Traditional ecological knowledge: the Matsés equivalent of a PhD. Most outsiders view the Amazon jungle as a dangerous and hostile environment in which those without basic survival skills will suffer or perish. Yet the Matsés do not just survive, they thrive in their rainforest in comfort and heath, and they owe this to their traditional ecological knowledge of the forest and waterways, which turn these into storehouses of foods, medicines and materials for building dwellings, weapons, tools and ornaments. The comprehensive documentation of this knowledge would require an encyclopedia of many volumes, without taking into account the skills acquired through experience to find, identify and manipulate these resources effectively. As one example, by combining vegetative and geomorphological habitat designations, the Matsés can distinguish 178 different rainforest habitat types. Additionally, a good Matsés medicine man knows more than 1000 medicinal plants.

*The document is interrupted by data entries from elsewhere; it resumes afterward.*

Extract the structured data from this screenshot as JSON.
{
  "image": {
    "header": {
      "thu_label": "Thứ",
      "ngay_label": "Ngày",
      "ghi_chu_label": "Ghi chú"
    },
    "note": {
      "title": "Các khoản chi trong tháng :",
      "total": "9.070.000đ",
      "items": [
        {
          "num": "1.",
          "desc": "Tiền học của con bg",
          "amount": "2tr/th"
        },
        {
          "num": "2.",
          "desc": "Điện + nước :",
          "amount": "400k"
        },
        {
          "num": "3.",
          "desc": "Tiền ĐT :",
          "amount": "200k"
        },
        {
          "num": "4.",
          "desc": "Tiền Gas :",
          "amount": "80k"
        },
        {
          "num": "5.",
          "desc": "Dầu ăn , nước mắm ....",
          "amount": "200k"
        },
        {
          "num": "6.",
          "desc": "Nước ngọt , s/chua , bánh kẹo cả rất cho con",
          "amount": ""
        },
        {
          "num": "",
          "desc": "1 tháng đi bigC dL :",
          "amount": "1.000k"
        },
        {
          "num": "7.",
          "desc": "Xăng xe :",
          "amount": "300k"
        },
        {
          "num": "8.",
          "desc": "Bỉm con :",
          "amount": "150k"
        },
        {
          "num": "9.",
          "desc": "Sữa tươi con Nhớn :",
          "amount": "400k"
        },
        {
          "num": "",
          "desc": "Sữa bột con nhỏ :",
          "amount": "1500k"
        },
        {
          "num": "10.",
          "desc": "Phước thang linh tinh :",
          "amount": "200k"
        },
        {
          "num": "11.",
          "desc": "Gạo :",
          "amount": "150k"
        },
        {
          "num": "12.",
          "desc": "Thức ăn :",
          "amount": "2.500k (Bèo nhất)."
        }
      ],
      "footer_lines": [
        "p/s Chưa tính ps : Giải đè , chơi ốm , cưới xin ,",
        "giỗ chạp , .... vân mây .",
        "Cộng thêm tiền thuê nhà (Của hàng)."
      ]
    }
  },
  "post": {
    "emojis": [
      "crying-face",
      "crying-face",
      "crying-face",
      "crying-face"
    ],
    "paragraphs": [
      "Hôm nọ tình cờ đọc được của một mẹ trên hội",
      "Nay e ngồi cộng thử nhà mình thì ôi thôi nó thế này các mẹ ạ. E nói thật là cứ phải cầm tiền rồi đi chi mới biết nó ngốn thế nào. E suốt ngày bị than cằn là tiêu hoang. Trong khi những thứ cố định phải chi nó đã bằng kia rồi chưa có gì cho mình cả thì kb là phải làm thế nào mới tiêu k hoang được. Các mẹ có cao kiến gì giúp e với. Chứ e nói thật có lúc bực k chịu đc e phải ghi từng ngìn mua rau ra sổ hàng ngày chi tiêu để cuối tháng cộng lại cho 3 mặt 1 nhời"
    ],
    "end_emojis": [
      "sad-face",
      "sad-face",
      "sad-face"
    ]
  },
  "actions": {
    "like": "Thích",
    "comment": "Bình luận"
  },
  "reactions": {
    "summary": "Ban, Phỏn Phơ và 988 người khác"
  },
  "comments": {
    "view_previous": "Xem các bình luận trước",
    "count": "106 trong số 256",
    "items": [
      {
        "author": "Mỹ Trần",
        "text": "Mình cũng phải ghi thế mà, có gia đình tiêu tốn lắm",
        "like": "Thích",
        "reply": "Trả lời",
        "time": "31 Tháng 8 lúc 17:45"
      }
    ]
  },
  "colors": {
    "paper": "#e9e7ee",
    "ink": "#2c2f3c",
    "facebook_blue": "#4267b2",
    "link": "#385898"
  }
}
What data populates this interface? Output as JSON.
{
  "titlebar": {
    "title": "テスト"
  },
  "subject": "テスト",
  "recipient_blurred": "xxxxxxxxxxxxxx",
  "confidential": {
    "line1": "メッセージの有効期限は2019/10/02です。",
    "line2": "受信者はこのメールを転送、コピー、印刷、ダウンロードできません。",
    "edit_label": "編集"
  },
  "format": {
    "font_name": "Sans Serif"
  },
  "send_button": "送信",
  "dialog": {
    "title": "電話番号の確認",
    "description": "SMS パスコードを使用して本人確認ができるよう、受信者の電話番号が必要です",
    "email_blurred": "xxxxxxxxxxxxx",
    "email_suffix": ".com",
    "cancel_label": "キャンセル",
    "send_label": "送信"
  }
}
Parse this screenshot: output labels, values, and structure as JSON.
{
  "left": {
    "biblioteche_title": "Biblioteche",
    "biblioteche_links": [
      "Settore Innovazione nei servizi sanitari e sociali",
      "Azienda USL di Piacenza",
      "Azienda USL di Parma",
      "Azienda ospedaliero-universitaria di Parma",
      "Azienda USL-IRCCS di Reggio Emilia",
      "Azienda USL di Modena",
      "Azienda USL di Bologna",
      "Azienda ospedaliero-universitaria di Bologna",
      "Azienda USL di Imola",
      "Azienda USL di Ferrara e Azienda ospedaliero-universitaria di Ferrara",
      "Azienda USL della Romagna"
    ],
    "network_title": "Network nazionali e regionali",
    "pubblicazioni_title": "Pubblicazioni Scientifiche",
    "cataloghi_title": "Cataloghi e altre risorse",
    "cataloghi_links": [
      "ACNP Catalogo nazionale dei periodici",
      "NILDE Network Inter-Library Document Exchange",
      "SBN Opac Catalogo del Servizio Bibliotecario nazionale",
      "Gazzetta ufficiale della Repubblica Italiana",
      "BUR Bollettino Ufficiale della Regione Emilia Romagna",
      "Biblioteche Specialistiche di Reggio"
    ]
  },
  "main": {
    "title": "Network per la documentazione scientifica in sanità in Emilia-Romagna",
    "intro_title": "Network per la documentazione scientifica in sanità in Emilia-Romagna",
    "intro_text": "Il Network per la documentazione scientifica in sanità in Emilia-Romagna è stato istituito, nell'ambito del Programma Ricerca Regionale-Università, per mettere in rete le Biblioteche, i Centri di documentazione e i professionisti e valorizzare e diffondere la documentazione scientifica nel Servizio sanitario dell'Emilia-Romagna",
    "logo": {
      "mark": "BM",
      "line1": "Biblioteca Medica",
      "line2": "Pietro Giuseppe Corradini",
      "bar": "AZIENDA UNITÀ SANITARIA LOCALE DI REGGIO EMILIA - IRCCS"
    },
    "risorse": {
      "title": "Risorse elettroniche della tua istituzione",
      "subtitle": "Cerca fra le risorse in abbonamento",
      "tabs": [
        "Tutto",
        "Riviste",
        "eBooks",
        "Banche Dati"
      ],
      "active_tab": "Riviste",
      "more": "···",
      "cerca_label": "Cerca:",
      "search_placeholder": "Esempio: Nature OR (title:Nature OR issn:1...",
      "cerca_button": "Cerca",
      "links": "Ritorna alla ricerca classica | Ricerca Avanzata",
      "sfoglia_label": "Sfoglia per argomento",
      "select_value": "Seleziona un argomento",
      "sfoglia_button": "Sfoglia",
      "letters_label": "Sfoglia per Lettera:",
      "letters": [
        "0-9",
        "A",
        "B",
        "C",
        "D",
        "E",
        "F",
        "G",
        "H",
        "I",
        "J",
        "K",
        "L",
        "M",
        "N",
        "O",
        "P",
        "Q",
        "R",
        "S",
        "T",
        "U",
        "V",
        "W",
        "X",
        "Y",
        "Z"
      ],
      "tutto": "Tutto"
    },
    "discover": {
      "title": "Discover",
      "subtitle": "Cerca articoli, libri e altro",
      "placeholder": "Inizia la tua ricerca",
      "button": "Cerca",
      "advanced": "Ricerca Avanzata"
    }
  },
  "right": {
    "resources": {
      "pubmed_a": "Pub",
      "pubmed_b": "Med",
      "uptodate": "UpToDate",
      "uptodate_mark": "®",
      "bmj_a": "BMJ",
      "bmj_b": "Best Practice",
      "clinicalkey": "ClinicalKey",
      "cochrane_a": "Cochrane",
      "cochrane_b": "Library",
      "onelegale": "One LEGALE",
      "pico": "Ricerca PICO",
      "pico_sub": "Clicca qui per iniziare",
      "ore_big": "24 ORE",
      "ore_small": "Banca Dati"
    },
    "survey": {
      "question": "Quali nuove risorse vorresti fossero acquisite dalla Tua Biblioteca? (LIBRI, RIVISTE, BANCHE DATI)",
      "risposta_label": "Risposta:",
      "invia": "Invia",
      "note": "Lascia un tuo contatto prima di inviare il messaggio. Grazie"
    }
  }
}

Since 2013, Acaté has been working directly through on-the-ground initiatives with the Matsés to assist them in maintaining their self-sufficiency and independence as they adapt to the outside world through core domains: sustainable economy, traditional medicine, cultural preservation, ecological protection, education and governance. Our on-the ground capacity-building initiatives that will help them maintain their self-sufficiency and traditional way of life, and at the same time allow them to defend their territory and rights as they interact with the outside world. Through these initiatives, the Matsés will be better able to resist the powerful external forces that threaten the environment they depend on for their survival and sustain their unique way of life. The initiatives bridge generations, inspiring youth that their identity as Matsés can lie in both traditional and modern systems. That to choose one is an artificial choice, one can thrive in the outside world, yet retain a proud identity as Matsés.